Our Monday morning found us continuing as tourists in Brantford. Very near where we were staying with my niece, Lyn, was an historic site of the First Nations people, H.M. Royal Chapel of the Mohawks.
The chapel was built well over 200 years ago while Canada was still a British Colony. There is a tomb erected to the memory of Thayendanegea, or Captain Joseph Brant, Principal Chief and Warrior of the Six Nations Indians. He served with the British Army and died at Wellington Square, U.C. in 1807. The tomb also contains the remains of his son, Ahyouwaighs, or Captain John Brant, who fought with the British Army in the war of 1812.
Around that time, Burlington was then known as Wellington Square, Upper Canada.

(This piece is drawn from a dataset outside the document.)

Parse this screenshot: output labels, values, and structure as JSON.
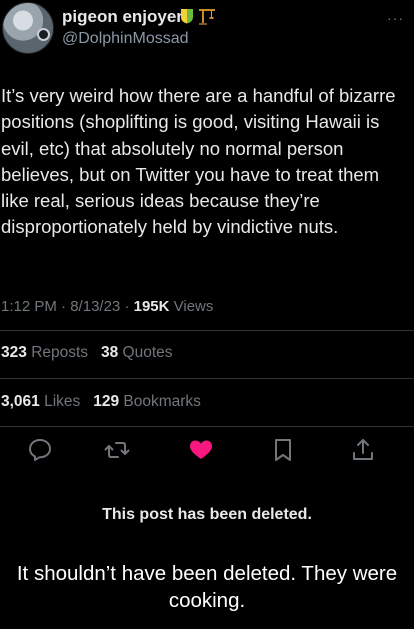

The hospital in Burlington, Ontario is named the Joseph Brant Hospital.
Nearby was also a Residential School in quite a state of disrepair, however, there appeared to be some restoration going on for the entrance of the building.

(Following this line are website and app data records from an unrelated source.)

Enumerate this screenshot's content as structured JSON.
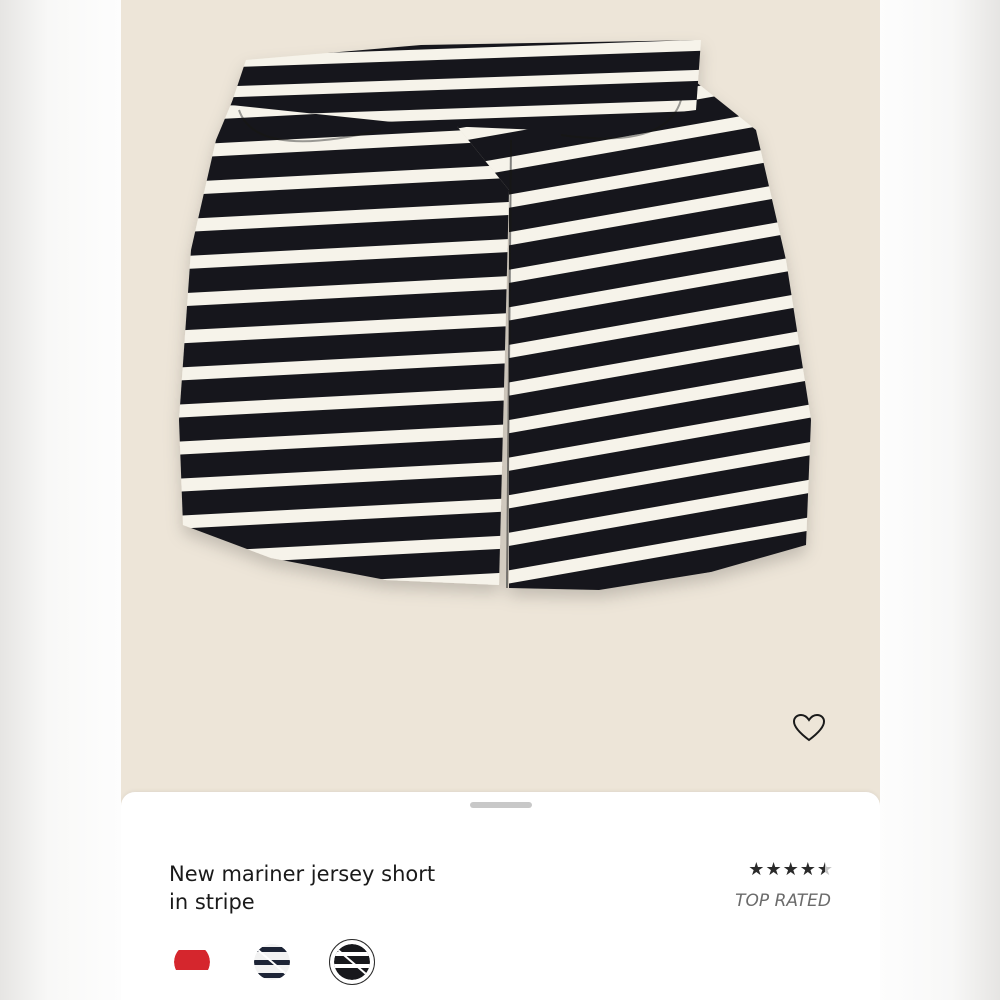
{
  "product": {
    "name_line1": "New mariner jersey short",
    "name_line2": "in stripe",
    "rating": 4.5,
    "rating_stars": [
      "★",
      "★",
      "★",
      "★",
      "★"
    ],
    "badge": "TOP RATED"
  },
  "colors": {
    "background": "#ede5d8",
    "stripe_dark": "#17181c",
    "stripe_light": "#f6f3ea"
  },
  "swatches": [
    {
      "name": "red-stripe",
      "colors": [
        "#d5262d",
        "#ffffff"
      ],
      "selected": false
    },
    {
      "name": "navy-white-stripe",
      "colors": [
        "#ffffff",
        "#1d2436"
      ],
      "selected": false
    },
    {
      "name": "black-white-stripe",
      "colors": [
        "#17181c",
        "#ffffff"
      ],
      "selected": true
    }
  ],
  "icons": {
    "wishlist": "heart-outline-icon",
    "sheet_handle": "drag-handle"
  }
}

We just had to go to Hutch’s restaurant on the Hamilton Beach on Lake Ontario. Hutch’s is an iconic fish and chips restaurant that has been around since 1946. I used to go there on my bicycle in my early days as a very young teenager. That was when Hula-Hoops were the greatest thing on earth.
The old wooden restaurant is long gone but they managed to save the sign and it’s now on the new restaurant. Inside, the place is still as crowded as ever and the fish and chips still tasted pretty good.
Our time in Ontario was coming to an end so we had to make an important stop on our journey. We visited the cemetery where my parents are laid to rest in Burlington and also visited the cemetery where Valerie’s parents are laid to rest in Hamilton.
Tomorrow we fly.